> [Entries shown]:
======
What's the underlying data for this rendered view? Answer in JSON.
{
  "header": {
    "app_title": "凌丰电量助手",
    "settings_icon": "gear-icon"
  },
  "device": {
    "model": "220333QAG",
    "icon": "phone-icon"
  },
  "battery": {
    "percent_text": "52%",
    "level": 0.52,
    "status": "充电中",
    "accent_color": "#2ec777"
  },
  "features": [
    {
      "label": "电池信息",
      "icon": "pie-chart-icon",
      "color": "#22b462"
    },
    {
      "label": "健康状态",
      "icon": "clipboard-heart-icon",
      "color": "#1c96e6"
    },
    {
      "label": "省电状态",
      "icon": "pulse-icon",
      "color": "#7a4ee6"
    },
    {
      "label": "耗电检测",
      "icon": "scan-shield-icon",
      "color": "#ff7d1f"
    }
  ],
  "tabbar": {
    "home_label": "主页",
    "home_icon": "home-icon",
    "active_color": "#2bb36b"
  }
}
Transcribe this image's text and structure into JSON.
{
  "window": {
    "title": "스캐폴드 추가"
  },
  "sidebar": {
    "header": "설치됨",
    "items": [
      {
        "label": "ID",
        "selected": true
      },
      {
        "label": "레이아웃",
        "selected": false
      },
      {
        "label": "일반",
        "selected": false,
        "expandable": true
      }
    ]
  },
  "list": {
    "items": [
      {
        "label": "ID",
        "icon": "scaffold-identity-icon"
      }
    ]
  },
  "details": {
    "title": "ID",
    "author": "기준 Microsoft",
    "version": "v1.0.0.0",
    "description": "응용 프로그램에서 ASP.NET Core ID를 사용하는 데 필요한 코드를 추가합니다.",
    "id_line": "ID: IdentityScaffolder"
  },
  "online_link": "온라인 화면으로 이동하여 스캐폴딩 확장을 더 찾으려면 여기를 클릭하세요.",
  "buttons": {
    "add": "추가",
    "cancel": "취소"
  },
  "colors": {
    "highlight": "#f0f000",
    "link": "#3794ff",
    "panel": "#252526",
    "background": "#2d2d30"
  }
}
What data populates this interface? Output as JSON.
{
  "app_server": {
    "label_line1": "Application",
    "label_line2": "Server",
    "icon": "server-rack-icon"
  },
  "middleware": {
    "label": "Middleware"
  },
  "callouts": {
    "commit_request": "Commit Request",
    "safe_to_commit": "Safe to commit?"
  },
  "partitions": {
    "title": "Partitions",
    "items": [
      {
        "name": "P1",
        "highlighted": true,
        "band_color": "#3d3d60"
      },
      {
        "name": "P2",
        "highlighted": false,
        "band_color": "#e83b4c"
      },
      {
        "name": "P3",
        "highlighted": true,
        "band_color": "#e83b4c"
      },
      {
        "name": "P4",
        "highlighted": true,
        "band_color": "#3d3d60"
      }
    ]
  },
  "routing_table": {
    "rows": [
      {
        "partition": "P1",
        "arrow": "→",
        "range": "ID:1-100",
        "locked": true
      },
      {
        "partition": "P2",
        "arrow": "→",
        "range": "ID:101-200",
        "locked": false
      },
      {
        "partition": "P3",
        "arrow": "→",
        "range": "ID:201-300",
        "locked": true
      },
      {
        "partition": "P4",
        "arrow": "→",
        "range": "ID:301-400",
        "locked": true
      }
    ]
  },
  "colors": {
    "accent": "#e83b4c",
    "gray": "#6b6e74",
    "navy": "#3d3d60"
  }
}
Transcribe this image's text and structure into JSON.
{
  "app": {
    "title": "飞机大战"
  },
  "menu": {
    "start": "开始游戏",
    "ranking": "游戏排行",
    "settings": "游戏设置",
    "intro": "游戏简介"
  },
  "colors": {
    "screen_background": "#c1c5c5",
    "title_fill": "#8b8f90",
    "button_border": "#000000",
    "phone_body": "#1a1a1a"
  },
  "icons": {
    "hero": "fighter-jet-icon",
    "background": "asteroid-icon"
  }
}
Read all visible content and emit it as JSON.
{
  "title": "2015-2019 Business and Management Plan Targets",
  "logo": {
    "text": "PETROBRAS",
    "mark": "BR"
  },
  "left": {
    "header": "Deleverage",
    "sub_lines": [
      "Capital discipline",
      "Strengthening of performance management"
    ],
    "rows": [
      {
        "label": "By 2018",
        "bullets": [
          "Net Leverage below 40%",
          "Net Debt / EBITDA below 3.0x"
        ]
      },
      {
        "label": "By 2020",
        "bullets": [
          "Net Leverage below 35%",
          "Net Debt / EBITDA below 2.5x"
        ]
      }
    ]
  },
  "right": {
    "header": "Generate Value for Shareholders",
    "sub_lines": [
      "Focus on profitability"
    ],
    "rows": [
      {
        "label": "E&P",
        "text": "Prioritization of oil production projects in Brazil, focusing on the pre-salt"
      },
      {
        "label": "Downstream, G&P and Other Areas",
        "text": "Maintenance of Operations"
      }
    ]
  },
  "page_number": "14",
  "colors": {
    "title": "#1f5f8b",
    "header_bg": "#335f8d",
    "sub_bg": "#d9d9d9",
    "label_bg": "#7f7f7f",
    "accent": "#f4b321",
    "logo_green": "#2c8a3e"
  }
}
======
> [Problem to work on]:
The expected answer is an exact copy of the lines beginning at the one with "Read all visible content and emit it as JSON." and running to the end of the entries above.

> [Written response]:
Read all visible content and emit it as JSON.
{
  "title": "2015-2019 Business and Management Plan Targets",
  "logo": {
    "text": "PETROBRAS",
    "mark": "BR"
  },
  "left": {
    "header": "Deleverage",
    "sub_lines": [
      "Capital discipline",
      "Strengthening of performance management"
    ],
    "rows": [
      {
        "label": "By 2018",
        "bullets": [
          "Net Leverage below 40%",
          "Net Debt / EBITDA below 3.0x"
        ]
      },
      {
        "label": "By 2020",
        "bullets": [
          "Net Leverage below 35%",
          "Net Debt / EBITDA below 2.5x"
        ]
      }
    ]
  },
  "right": {
    "header": "Generate Value for Shareholders",
    "sub_lines": [
      "Focus on profitability"
    ],
    "rows": [
      {
        "label": "E&P",
        "text": "Prioritization of oil production projects in Brazil, focusing on the pre-salt"
      },
      {
        "label": "Downstream, G&P and Other Areas",
        "text": "Maintenance of Operations"
      }
    ]
  },
  "page_number": "14",
  "colors": {
    "title": "#1f5f8b",
    "header_bg": "#335f8d",
    "sub_bg": "#d9d9d9",
    "label_bg": "#7f7f7f",
    "accent": "#f4b321",
    "logo_green": "#2c8a3e"
  }
}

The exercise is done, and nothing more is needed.